* ABOUT THIS EXERCISE
Look through the material below. Copy every line with the string "우쥬라이크" in it.

* RECORDS PROVIDED
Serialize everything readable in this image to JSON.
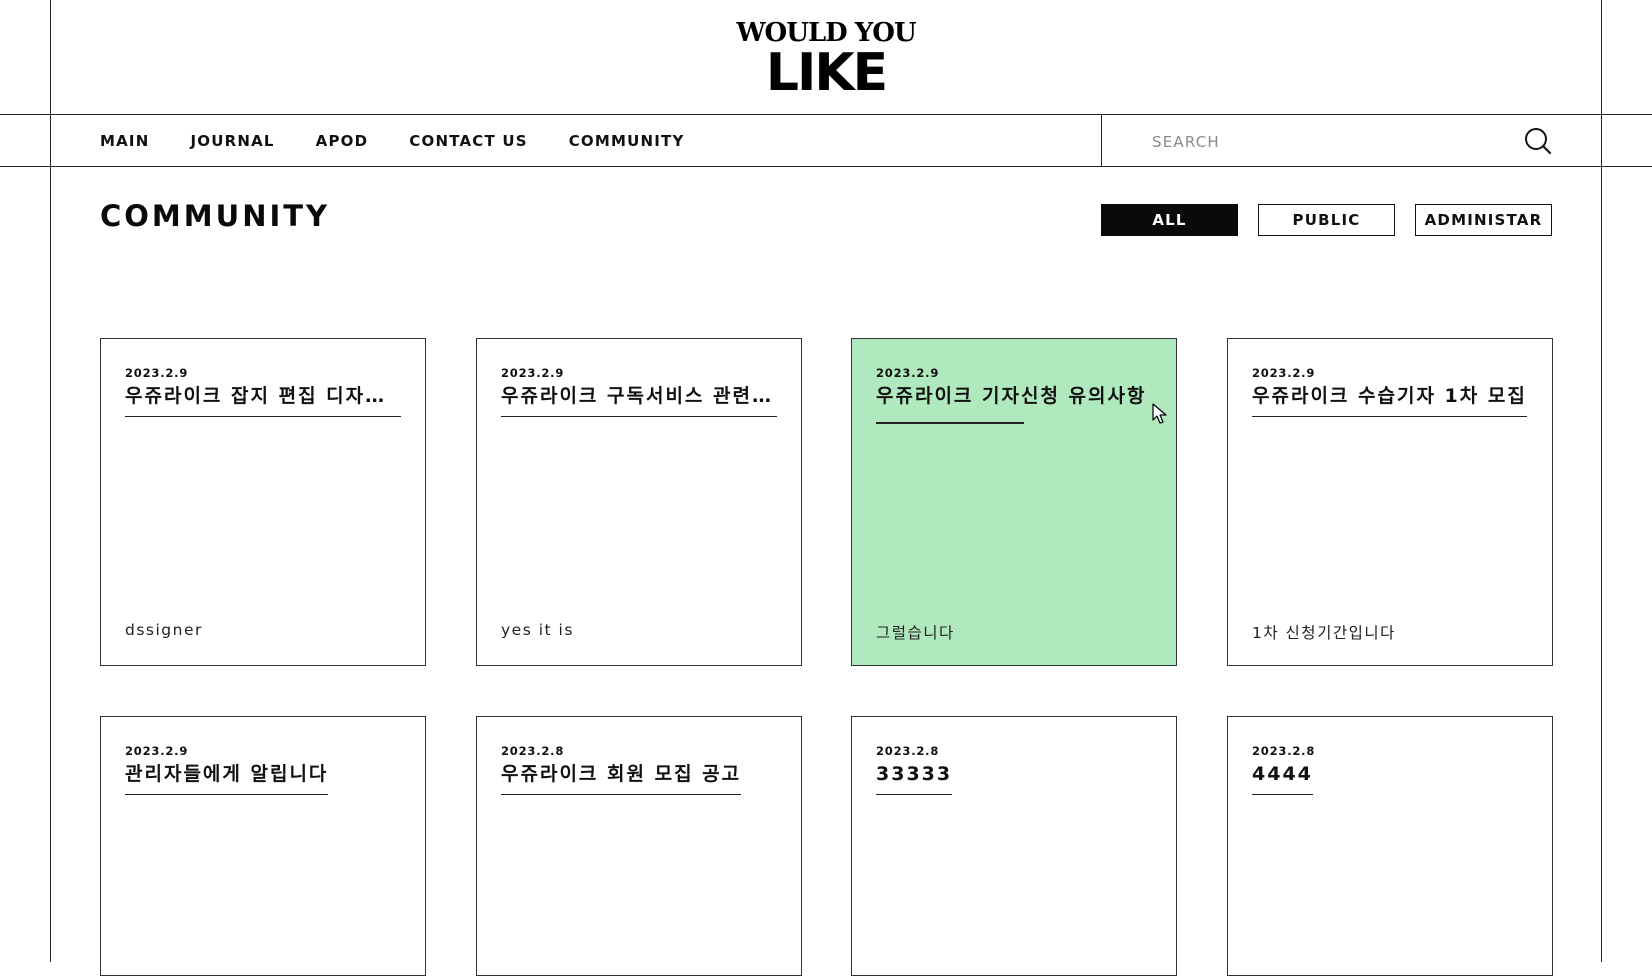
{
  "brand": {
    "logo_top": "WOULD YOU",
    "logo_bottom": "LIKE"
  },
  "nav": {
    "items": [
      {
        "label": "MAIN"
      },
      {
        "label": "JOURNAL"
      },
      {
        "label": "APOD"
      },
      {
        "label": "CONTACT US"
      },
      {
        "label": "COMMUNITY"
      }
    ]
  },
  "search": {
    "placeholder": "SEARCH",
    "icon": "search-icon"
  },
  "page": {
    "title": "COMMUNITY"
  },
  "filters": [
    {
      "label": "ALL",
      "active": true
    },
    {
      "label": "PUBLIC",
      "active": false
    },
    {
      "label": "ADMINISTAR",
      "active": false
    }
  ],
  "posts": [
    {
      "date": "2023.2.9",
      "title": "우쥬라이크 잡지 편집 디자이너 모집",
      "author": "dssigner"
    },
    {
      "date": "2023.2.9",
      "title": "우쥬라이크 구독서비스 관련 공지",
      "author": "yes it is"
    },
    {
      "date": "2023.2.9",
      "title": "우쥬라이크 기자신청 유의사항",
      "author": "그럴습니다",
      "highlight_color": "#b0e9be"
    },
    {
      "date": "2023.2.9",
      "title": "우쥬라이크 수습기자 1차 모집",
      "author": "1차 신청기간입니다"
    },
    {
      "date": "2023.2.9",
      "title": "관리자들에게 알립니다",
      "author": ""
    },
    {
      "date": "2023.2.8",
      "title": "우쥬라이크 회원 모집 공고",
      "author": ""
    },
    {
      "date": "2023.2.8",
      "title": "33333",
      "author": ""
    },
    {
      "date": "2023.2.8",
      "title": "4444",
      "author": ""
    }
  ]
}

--

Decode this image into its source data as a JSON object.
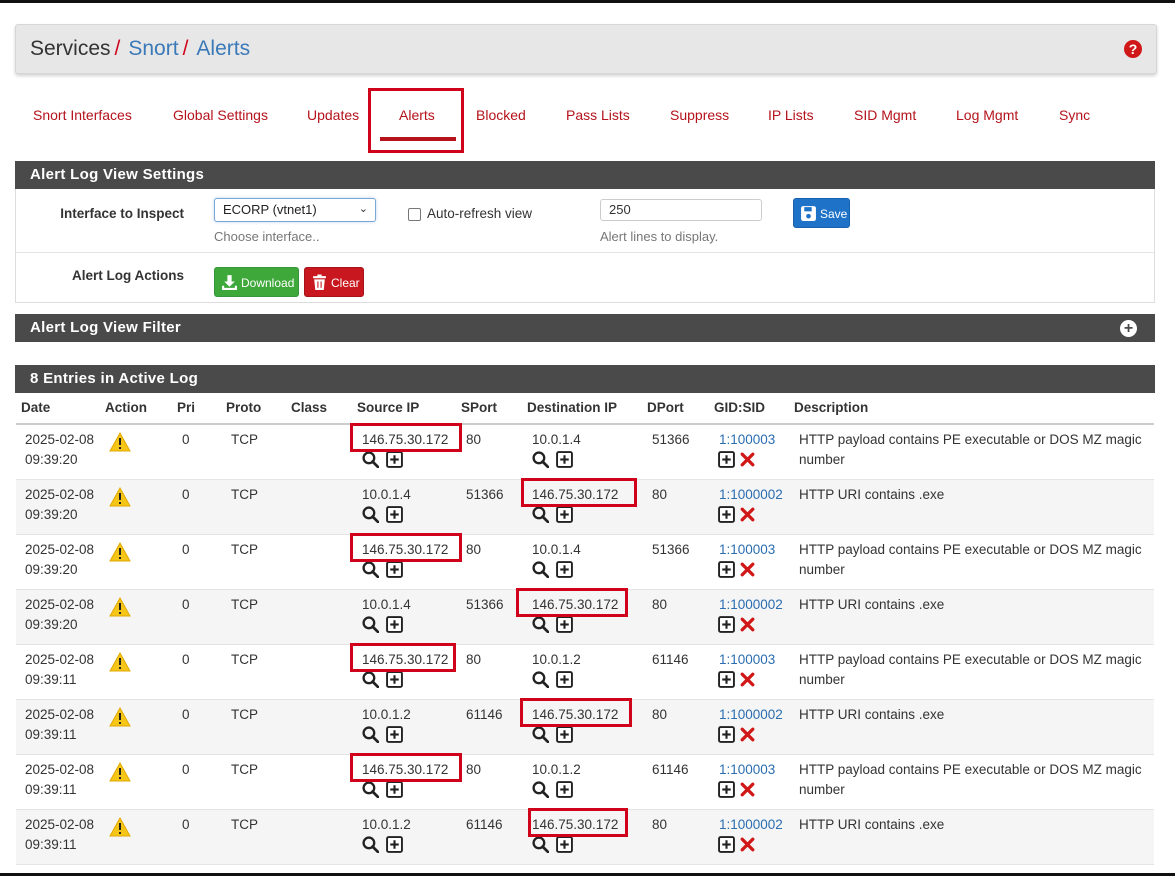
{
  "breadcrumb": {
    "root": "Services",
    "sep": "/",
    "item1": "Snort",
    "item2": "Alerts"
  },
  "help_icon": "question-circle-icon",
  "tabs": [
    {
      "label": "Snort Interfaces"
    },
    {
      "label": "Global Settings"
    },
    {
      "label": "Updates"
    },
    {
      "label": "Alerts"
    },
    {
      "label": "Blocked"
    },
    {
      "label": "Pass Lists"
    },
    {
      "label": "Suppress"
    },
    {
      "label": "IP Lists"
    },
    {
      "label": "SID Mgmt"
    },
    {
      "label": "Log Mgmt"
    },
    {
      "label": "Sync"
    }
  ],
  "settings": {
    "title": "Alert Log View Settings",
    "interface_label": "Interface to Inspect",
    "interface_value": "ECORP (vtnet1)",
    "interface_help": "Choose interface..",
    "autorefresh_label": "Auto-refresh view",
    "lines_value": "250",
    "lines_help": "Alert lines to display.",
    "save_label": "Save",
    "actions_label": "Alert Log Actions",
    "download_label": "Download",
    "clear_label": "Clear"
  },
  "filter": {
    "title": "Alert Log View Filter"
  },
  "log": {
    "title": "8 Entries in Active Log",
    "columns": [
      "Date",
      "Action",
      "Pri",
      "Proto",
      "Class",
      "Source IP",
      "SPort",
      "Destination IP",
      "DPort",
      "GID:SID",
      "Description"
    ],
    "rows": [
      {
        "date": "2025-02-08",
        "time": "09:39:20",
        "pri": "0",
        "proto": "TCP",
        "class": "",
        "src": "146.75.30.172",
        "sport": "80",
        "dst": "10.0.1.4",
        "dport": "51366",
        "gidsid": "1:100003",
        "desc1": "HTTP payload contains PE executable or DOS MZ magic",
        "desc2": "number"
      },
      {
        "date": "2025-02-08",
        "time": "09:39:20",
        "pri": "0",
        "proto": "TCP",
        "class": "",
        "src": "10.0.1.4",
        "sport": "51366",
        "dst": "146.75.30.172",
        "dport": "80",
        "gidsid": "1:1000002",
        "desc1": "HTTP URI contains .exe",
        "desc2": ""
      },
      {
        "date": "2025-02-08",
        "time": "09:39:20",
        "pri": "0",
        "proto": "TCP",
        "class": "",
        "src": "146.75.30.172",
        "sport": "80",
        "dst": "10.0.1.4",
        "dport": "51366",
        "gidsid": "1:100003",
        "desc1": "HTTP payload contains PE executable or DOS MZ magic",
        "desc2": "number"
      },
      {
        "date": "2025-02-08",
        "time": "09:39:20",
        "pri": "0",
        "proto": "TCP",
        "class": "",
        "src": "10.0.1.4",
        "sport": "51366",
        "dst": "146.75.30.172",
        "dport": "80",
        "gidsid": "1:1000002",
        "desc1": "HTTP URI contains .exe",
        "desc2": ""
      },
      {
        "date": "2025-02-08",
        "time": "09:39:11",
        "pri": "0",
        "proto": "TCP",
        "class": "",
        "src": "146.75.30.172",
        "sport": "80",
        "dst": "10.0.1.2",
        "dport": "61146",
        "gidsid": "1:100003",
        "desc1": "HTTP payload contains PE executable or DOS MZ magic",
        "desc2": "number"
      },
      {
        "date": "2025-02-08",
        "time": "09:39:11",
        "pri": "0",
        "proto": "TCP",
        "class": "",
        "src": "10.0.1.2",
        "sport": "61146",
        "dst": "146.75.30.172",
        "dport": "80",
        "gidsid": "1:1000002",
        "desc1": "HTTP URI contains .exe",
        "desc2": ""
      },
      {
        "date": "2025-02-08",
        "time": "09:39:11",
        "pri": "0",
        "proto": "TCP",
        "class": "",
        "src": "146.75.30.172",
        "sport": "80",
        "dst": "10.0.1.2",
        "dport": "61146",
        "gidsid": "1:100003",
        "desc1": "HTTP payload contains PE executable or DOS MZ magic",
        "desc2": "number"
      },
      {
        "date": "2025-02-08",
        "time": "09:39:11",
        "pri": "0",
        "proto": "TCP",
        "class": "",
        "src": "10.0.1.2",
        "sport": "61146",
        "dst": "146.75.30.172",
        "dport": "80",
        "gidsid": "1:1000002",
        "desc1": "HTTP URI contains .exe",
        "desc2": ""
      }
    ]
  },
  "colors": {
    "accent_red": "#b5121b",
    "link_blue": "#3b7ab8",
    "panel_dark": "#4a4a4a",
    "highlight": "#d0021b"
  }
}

* WORKED SOLUTION
      "title": "우쥬라이크 잡지 편집 디자이너 모집",
      "title": "우쥬라이크 구독서비스 관련 공지",
      "title": "우쥬라이크 기자신청 유의사항",
      "title": "우쥬라이크 수습기자 1차 모집",
      "title": "우쥬라이크 회원 모집 공고",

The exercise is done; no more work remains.